● **What is needed**
Find every line below where the string "SiteGPT" shows up, and copy those lines.

================================

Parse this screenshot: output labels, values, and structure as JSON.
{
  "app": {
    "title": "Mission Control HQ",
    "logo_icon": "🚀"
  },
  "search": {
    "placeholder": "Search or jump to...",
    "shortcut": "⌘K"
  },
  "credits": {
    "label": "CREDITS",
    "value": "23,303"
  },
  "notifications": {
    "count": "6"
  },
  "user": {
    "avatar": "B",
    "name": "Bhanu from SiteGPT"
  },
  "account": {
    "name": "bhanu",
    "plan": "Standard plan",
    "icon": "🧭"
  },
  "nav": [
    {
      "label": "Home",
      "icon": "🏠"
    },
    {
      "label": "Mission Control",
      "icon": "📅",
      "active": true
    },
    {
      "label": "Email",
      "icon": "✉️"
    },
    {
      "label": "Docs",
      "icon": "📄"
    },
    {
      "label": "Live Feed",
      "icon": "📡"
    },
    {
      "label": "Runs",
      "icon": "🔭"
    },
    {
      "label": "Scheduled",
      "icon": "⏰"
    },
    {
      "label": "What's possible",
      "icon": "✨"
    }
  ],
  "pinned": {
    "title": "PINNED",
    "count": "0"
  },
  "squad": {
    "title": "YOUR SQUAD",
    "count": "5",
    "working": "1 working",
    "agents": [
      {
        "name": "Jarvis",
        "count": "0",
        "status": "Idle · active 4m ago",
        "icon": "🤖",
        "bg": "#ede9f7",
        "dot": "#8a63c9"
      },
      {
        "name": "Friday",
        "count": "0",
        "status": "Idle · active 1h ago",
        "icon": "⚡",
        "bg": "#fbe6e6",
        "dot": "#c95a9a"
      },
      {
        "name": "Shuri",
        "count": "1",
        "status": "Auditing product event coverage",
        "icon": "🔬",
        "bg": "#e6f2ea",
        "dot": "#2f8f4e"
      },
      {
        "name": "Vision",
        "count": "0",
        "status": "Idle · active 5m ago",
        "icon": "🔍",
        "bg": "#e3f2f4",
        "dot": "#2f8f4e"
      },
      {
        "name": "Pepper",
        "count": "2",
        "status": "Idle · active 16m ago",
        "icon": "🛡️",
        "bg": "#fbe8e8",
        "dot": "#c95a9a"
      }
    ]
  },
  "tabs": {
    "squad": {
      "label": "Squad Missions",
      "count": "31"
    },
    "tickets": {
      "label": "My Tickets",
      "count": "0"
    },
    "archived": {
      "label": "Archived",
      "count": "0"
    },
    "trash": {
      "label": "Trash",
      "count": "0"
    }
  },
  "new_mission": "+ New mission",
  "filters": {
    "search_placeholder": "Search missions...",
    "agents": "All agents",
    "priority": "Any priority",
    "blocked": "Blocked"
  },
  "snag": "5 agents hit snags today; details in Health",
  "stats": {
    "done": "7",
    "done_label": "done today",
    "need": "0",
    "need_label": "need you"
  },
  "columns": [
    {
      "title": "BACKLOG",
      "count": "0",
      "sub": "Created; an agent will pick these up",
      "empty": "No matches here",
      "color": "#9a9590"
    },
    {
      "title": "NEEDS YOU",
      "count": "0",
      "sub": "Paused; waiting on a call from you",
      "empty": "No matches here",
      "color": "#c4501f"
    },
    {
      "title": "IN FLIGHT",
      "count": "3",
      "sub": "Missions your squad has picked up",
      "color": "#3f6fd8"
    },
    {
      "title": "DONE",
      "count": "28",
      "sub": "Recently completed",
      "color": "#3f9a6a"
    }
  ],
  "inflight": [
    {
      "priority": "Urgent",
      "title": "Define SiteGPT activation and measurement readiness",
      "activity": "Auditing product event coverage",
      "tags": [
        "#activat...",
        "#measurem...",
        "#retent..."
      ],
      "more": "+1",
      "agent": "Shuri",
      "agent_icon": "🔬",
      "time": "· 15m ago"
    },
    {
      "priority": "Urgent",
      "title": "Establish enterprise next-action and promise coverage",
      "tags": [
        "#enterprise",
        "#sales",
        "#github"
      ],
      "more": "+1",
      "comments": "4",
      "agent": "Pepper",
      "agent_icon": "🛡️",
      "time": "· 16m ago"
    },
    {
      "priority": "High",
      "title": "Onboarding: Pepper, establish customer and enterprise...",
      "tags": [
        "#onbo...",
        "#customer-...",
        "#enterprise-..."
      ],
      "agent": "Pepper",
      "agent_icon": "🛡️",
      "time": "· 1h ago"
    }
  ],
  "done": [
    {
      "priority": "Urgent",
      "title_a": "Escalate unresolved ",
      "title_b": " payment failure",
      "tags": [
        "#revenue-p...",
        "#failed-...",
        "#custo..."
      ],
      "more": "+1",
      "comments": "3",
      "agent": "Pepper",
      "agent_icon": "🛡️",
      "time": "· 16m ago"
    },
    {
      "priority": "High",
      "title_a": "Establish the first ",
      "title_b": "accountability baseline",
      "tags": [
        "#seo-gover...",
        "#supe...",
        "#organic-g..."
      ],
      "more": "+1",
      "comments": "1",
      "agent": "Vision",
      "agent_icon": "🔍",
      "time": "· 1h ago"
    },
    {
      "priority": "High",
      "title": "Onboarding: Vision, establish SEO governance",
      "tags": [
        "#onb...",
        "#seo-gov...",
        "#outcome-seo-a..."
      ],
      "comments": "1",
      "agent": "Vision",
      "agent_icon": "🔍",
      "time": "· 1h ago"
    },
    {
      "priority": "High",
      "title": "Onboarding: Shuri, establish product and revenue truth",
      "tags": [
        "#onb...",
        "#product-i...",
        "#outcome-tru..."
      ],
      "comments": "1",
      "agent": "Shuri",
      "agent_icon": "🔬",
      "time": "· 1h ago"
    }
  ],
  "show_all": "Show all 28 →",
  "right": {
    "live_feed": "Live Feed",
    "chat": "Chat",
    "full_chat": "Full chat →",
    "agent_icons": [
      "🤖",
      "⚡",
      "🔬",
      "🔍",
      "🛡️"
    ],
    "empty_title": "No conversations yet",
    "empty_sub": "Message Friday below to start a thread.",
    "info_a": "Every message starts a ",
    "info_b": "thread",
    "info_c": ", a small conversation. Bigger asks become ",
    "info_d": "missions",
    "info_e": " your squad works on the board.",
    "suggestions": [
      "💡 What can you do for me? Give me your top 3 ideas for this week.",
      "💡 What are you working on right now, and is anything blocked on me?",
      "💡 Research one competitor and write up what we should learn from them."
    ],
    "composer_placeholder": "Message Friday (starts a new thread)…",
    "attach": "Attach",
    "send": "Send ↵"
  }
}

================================

● **Problem solution**
    "name": "Bhanu from SiteGPT"
      "title": "Define SiteGPT activation and measurement readiness",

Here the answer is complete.